Key Takeaways

  • The interbank market is a global network utilized by financial institutions to trade currencies and other currency derivatives directly between themselves.
  • Banks use the interbank market to manage their own exchange rate and interest rate risk as well as to take speculative positions based on research.
  • Most transactions within the interbank network are for a short duration—anywhere between overnight to six months.

Understanding the Interbank Market

The interbank market for foreign exchange (forex) serves commercial turnover of currency investments as well as a large amount of speculative, short-term currency trading. The typical maturity term for transactions in the interbank market is overnight or six months.

The forex interdealer market is characterized by large transaction sizes and tight bid-ask spreads. Currency transactions in the interbank market can either be speculative (initiated with the sole intention of profiting from a currency move) or for the purposes of hedging currency exposure. It may also be proprietary but to a lesser extent customer-driven—by an institution's corporate clients, such as exporters and importers, for example.

A Brief History of the Interbank Forex Market 

The interbank forex market developed after the collapse of the Bretton Woods agreement and following the decision by former U.S. President Richard Nixon to take the country off the gold standard in 1971.

Currency rates of most of the large industrialized nations were allowed to float freely at that point, with only occasional government intervention. There is no centralized location for the market, as trading takes place simultaneously around the world, and stops only for weekends and holidays.

The advent of the floating rate system coincided with the emergence of low-cost computer systems that allowed increasingly rapid trading on a global basis. Voice brokers over telephone systems matched buyers and sellers in the early days of interbank forex trading, but were gradually replaced by computerized systems that could scan large numbers of traders for the best prices.

Trading systems from Reuters and Bloomberg allow banks to trade billions of dollars at once, with daily trading volume topping $6 trillion on the market's busiest days.

Participants in the Interbank Market

In order to be considered an interbank market maker, a bank must be willing to make prices to other participants as well as asking for prices. Interbank deals can top $1 billion in a single deal.

Among the largest players are Citicorp and JP Morgan Chase in the United States, Deutsche Bank in Germany, and HSBC in Asia. There are several other participants in the interbank market, including trading firms and hedge funds. While they contribute to the setting of exchange rates through their purchase and sale operations, other participants do not have as much of an effect on currency exchange rates as large banks.

Credit and Settlement Within the Interbank Market 

Most spot transactions settle two business days after execution (T+2); the major exception being the U.S. dollar vs. the Canadian dollar, which settles the next day. This means banks must have credit lines with their counterparts in order to trade, even on a spot basis.

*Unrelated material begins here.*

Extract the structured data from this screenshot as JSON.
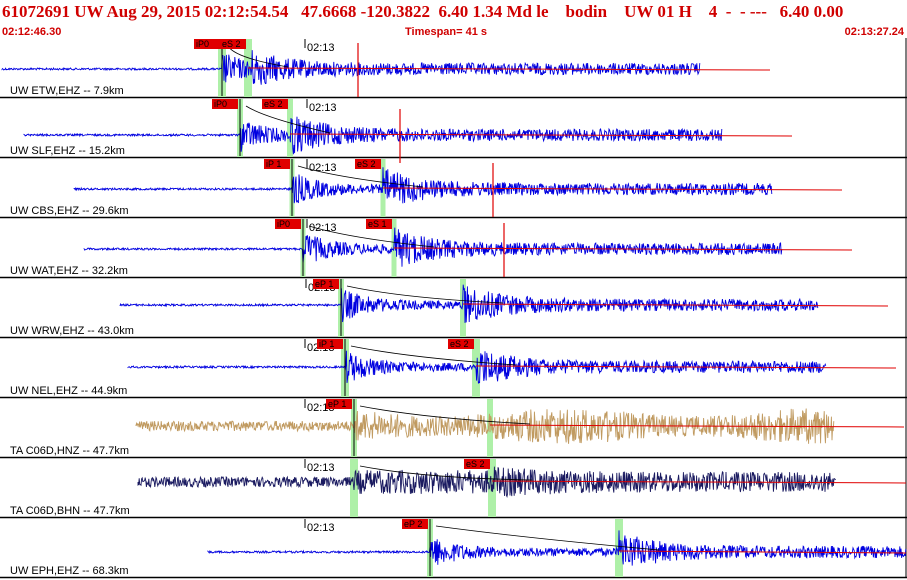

In order to reduce settlement risk, most banks have netting agreements that require the offset of transactions in the same currency pair that settle on the same date with the same counterpart. This substantially reduces the amount of money that changes hands and thus the risk involved.

While the interbank market is not regulated—and therefore decentralized—most central banks will collect data from market participants to assess whether there are any economic implications. This market needs to be monitored, as any problems can have a direct impact on overall economic stability. Brokers, who put banks in touch with each other for trading purposes, have also become an important part of the interbank market ecosystem over the years.

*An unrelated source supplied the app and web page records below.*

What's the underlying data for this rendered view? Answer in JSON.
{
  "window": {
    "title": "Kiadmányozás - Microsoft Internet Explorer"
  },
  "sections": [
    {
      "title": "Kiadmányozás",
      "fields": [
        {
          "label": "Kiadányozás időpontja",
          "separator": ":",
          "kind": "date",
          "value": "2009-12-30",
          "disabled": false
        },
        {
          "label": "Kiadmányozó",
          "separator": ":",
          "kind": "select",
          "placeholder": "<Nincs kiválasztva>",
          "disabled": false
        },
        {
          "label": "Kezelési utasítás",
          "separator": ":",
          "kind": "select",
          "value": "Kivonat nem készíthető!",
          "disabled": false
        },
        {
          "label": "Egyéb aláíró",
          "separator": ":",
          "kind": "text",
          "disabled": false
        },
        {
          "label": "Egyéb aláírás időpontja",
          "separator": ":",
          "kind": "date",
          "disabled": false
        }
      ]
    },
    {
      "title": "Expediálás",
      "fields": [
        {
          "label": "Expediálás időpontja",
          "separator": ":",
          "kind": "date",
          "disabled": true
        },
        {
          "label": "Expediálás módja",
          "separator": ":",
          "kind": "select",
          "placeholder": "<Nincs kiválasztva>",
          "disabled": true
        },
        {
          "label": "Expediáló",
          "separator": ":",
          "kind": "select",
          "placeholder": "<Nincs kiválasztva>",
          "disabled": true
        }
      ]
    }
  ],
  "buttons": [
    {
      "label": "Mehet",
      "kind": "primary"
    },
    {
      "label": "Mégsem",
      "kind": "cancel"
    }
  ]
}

Article Sources
Investopedia requires writers to use primary sources to support their work. These include white papers, government data, original reporting, and interviews with industry experts. We also reference original research from other reputable publishers where appropriate. You can learn more about the standards we follow in producing accurate, unbiased content in our editorial policy.
  1. Diemo Dietrich, Achim Hauck. "Interbank Borrowing and Lending Between Financially Constrained Banks," Pages 347–385. Economic Theory 70, 2020. Accessed June 9, 2021.

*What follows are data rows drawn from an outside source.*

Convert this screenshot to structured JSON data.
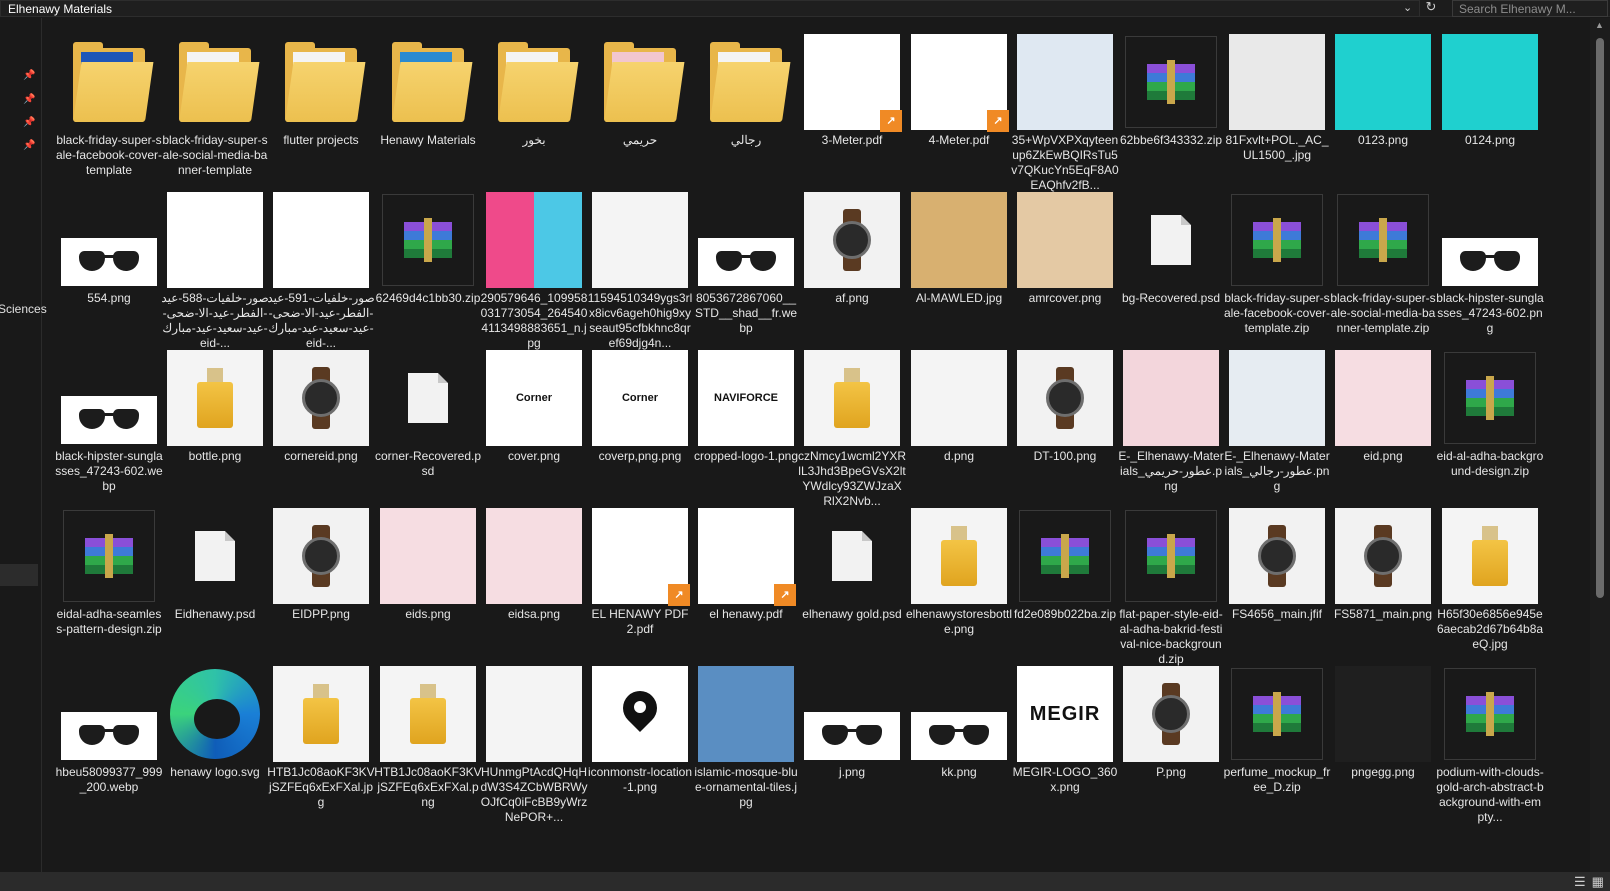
{
  "window": {
    "breadcrumb": "Elhenawy Materials",
    "search_placeholder": "Search Elhenawy M..."
  },
  "nav": {
    "visible_label": "Sciences"
  },
  "files": [
    {
      "name": "black-friday-super-sale-facebook-cover-template",
      "kind": "folder"
    },
    {
      "name": "black-friday-super-sale-social-media-banner-template",
      "kind": "folder"
    },
    {
      "name": "flutter projects",
      "kind": "folder"
    },
    {
      "name": "Henawy Materials",
      "kind": "folder"
    },
    {
      "name": "بخور",
      "kind": "folder"
    },
    {
      "name": "حريمي",
      "kind": "folder"
    },
    {
      "name": "رجالي",
      "kind": "folder"
    },
    {
      "name": "3-Meter.pdf",
      "kind": "pdf"
    },
    {
      "name": "4-Meter.pdf",
      "kind": "pdf"
    },
    {
      "name": "35+WpVXPXqyteenup6ZkEwBQIRsTu5v7QKucYn5EqF8A0EAQhfv2fB...",
      "kind": "image"
    },
    {
      "name": "62bbe6f343332.zip",
      "kind": "zip"
    },
    {
      "name": "81Fxvlt+POL._AC_UL1500_.jpg",
      "kind": "image"
    },
    {
      "name": "0123.png",
      "kind": "image"
    },
    {
      "name": "0124.png",
      "kind": "image"
    },
    {
      "name": "554.png",
      "kind": "sunglasses"
    },
    {
      "name": "صور-خلفيات-588-عيد-الفطر-عيد-الا-ضحى-عيد-سعيد-عيد-مبارك-eid-...",
      "kind": "image"
    },
    {
      "name": "صور-خلفيات-591-عيد-الفطر-عيد-الا-ضحى-عيد-سعيد-عيد-مبارك-eid-...",
      "kind": "image"
    },
    {
      "name": "62469d4c1bb30.zip",
      "kind": "zip"
    },
    {
      "name": "290579646_109958031773054_2645404113498883651_n.jpg",
      "kind": "image"
    },
    {
      "name": "11594510349ygs3rlx8icv6ageh0hig9xyseaut95cfbkhnc8qref69djg4n...",
      "kind": "image"
    },
    {
      "name": "8053672867060__STD__shad__fr.webp",
      "kind": "sunglasses"
    },
    {
      "name": "af.png",
      "kind": "watch"
    },
    {
      "name": "Al-MAWLED.jpg",
      "kind": "image"
    },
    {
      "name": "amrcover.png",
      "kind": "image"
    },
    {
      "name": "bg-Recovered.psd",
      "kind": "doc"
    },
    {
      "name": "black-friday-super-sale-facebook-cover-template.zip",
      "kind": "zip"
    },
    {
      "name": "black-friday-super-sale-social-media-banner-template.zip",
      "kind": "zip"
    },
    {
      "name": "black-hipster-sunglasses_47243-602.png",
      "kind": "sunglasses"
    },
    {
      "name": "black-hipster-sunglasses_47243-602.webp",
      "kind": "sunglasses"
    },
    {
      "name": "bottle.png",
      "kind": "bottle"
    },
    {
      "name": "cornereid.png",
      "kind": "watch"
    },
    {
      "name": "corner-Recovered.psd",
      "kind": "doc"
    },
    {
      "name": "cover.png",
      "kind": "text",
      "text": "Corner"
    },
    {
      "name": "coverp,png.png",
      "kind": "text",
      "text": "Corner"
    },
    {
      "name": "cropped-logo-1.png",
      "kind": "text",
      "text": "NAVIFORCE"
    },
    {
      "name": "czNmcy1wcml2YXRlL3Jhd3BpeGVsX2ltYWdlcy93ZWJzaXRlX2Nvb...",
      "kind": "bottle"
    },
    {
      "name": "d.png",
      "kind": "image"
    },
    {
      "name": "DT-100.png",
      "kind": "watch"
    },
    {
      "name": "E-_Elhenawy-Materials_عطور-حريمي.png",
      "kind": "image"
    },
    {
      "name": "E-_Elhenawy-Materials_عطور-رجالي.png",
      "kind": "image"
    },
    {
      "name": "eid.png",
      "kind": "image"
    },
    {
      "name": "eid-al-adha-background-design.zip",
      "kind": "zip"
    },
    {
      "name": "eidal-adha-seamless-pattern-design.zip",
      "kind": "zip"
    },
    {
      "name": "Eidhenawy.psd",
      "kind": "doc"
    },
    {
      "name": "EIDPP.png",
      "kind": "watch"
    },
    {
      "name": "eids.png",
      "kind": "image"
    },
    {
      "name": "eidsa.png",
      "kind": "image"
    },
    {
      "name": "EL HENAWY PDF 2.pdf",
      "kind": "pdf"
    },
    {
      "name": "el henawy.pdf",
      "kind": "pdf"
    },
    {
      "name": "elhenawy gold.psd",
      "kind": "doc"
    },
    {
      "name": "elhenawystoresbottle.png",
      "kind": "bottle"
    },
    {
      "name": "fd2e089b022ba.zip",
      "kind": "zip"
    },
    {
      "name": "flat-paper-style-eid-al-adha-bakrid-festival-nice-background.zip",
      "kind": "zip"
    },
    {
      "name": "FS4656_main.jfif",
      "kind": "watch"
    },
    {
      "name": "FS5871_main.png",
      "kind": "watch"
    },
    {
      "name": "H65f30e6856e945e6aecab2d67b64b8aeQ.jpg",
      "kind": "bottle"
    },
    {
      "name": "hbeu58099377_999_200.webp",
      "kind": "sunglasses"
    },
    {
      "name": "henawy logo.svg",
      "kind": "edge"
    },
    {
      "name": "HTB1Jc08aoKF3KVjSZFEq6xExFXal.jpg",
      "kind": "bottle"
    },
    {
      "name": "HTB1Jc08aoKF3KVjSZFEq6xExFXal.png",
      "kind": "bottle"
    },
    {
      "name": "HUnmgPtAcdQHqHdW3S4ZCbWBRWyOJfCq0iFcBB9yWrzNePOR+...",
      "kind": "image"
    },
    {
      "name": "iconmonstr-location-1.png",
      "kind": "location"
    },
    {
      "name": "islamic-mosque-blue-ornamental-tiles.jpg",
      "kind": "image"
    },
    {
      "name": "j.png",
      "kind": "sunglasses"
    },
    {
      "name": "kk.png",
      "kind": "sunglasses"
    },
    {
      "name": "MEGIR-LOGO_360x.png",
      "kind": "text",
      "text": "MEGIR"
    },
    {
      "name": "P.png",
      "kind": "watch"
    },
    {
      "name": "perfume_mockup_free_D.zip",
      "kind": "zip"
    },
    {
      "name": "pngegg.png",
      "kind": "image"
    },
    {
      "name": "podium-with-clouds-gold-arch-abstract-background-with-empty...",
      "kind": "zip"
    }
  ],
  "colors": {
    "folder": "#e8b64a",
    "pdf_badge": "#f08a25",
    "background": "#191919"
  }
}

  2. Federal Reserve History. "Nixon Ends Convertibility of US Dollars to Gold and Announces Wage/Price Controls." Accessed June 9, 2021.

  3. Reuters. "Global Daily Forex Trading at Record $6.6 Trillion as London Extends Lead." Accessed June 9, 2021.

Take the Next Step to Invest
The offers that appear in this table are from partnerships from which Investopedia receives compensation. This compensation may impact how and where listings appear. Investopedia does not include all offers available in the marketplace.